Stravinsky / The Firebird Suite / Ansermet – Speakers Corner (Reviewed in the ’90s)

More on The Firebird

More of the music of Igor Stravinsky (1882-1971)

xxxxx

Sonic Grade: B

One of the better Speakers Corner Deccas. We haven’t played a copy of this record in years, but back in the day we liked it, so let’s call it a “B” with the caveat that the older the review, the more likely we are to have changed our minds.

Not sure if we would still agree with what we wrote back in the ’90s when this record came out, but here it is anyway.

“Excellent sound with a wonderful performance from Ansermet.”

Rimsky-Korsakov / The Tale of Tsar Saltan on Speakers Corner – Diffuse, Washed Out, Veiled, and Just So Damn VAGUE

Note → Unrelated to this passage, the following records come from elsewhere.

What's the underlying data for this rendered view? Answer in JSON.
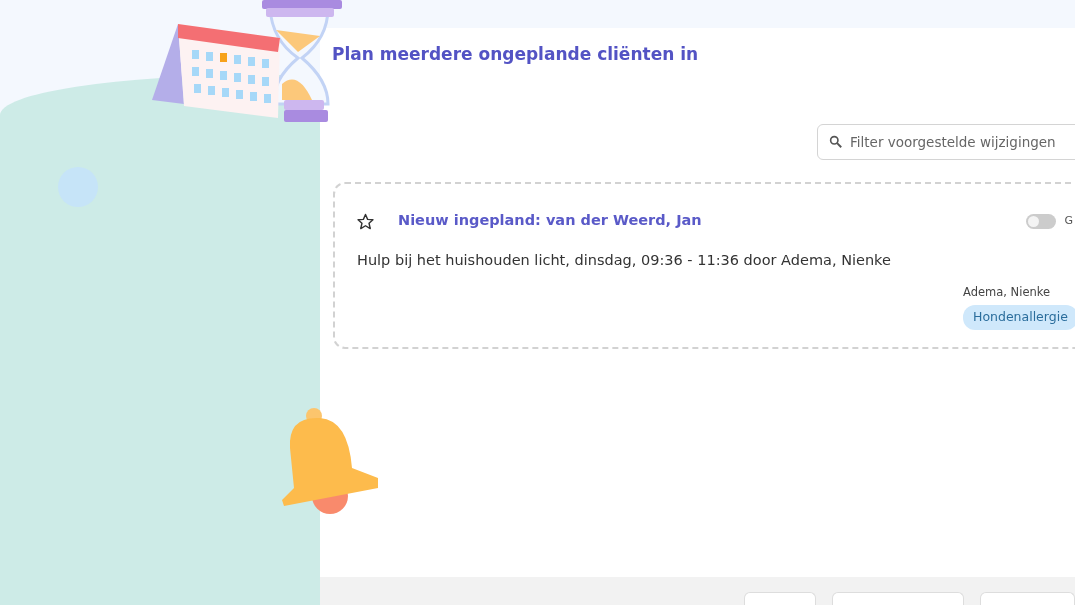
{
  "dialog": {
    "title": "Plan meerdere ongeplande cliënten in"
  },
  "filter": {
    "placeholder": "Filter voorgestelde wijzigingen"
  },
  "suggestions": [
    {
      "starred": false,
      "title": "Nieuw ingepland: van der Weerd, Jan",
      "description": "Hulp bij het huishouden licht, dinsdag, 09:36 - 11:36 door Adema, Nienke",
      "toggle": {
        "on": false,
        "label": "G"
      },
      "assignee": "Adema, Nienke",
      "tags": [
        "Hondenallergie"
      ]
    }
  ]
}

rimsktaleo_speakerscornerSonic Grade: C

We cracked open the Speakers Corner pressing shown here in order to see how it would fare up against a pair of wonderful sounding Londons we were in the process of shooting out a while ago. Here’s what we heard in our head to head comparison.

The soundstage, never much of a concern to us at here at Better Records but nevertheless instructive in this case, shrinks roughly 25% with the new pressing; depth and ambience are reduced about the same amount. But what really bothered me was this: The sound was just so VAGUE.

There was a cloud of musical instruments, some here, some there, but they were very hard to SEE. On the Londons we played they were clear. You could point to each and every one. On this pressing it was impossible.

Case in point: the snare drum, which on this recording is located toward the back of the stage, roughly halfway between dead center and the far left of the hall. As soon as I heard it on the reissue I recognized how blurry and smeary it was relative to the clarity and immediacy it had on the earlier London pressings. I’m not sure how else to describe it – diffuse, washed out, veiled. It’s just vague.
(more…)